Eight Tons of Cardboard Molded Into an Imaginary Landscape


Though this looks like some kind of insane mushroom growth, it's actually special, die-cut cardboard strips put together by the Ball-Nogues Studio for an installation at Rice University. The artists created a digital mockup of the shapes they wanted, ordered 20,000 strips of cardboard cut to the perfect prefab sizes, and put the whole thing together in four days. It's strong enough for people to stand on. Want to see more of it?

Eight Tons of Cardboard Molded Into an Imaginary Landscape


Say the artists:

The fabrication processes used to make the natural brown surfaces are in the lineage of those Gehry employed in his legendary "Easy Edges" line of furniture in the 1970's. Expanding on this knowledge enabled us to create architecturally scaled cardboard structures and introduce double curvature. We used the properties and limitations of the material - determined through building full scaled mock-ups during development combined with a parametric digital interface - to shape the cardboard "ribbons." The project required laminating over 20,000 strips (weighing approximately eight tons) of curved, industrially die-cut corrugated cardboard in twelve days. Incredibly strong and capable of supporting the weight of several people, the cardboard laminates operate as semi-monocoques with an intermediary plywood armature.
Here's what it looks like underneath, where you can see the plywood armature.

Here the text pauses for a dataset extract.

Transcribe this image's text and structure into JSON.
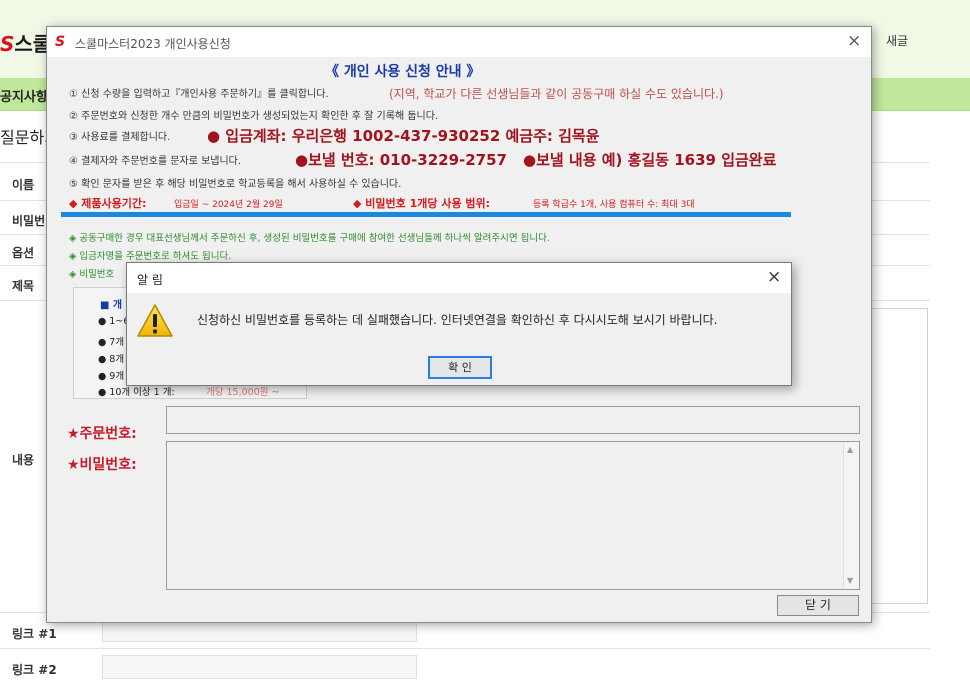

Eight Tons of Cardboard Molded Into an Imaginary Landscape
And here's a kid running around on top of it. Eight Tons of Cardboard Molded Into an Imaginary Landscape

Rice Canyon [Ball-Nogues Studio]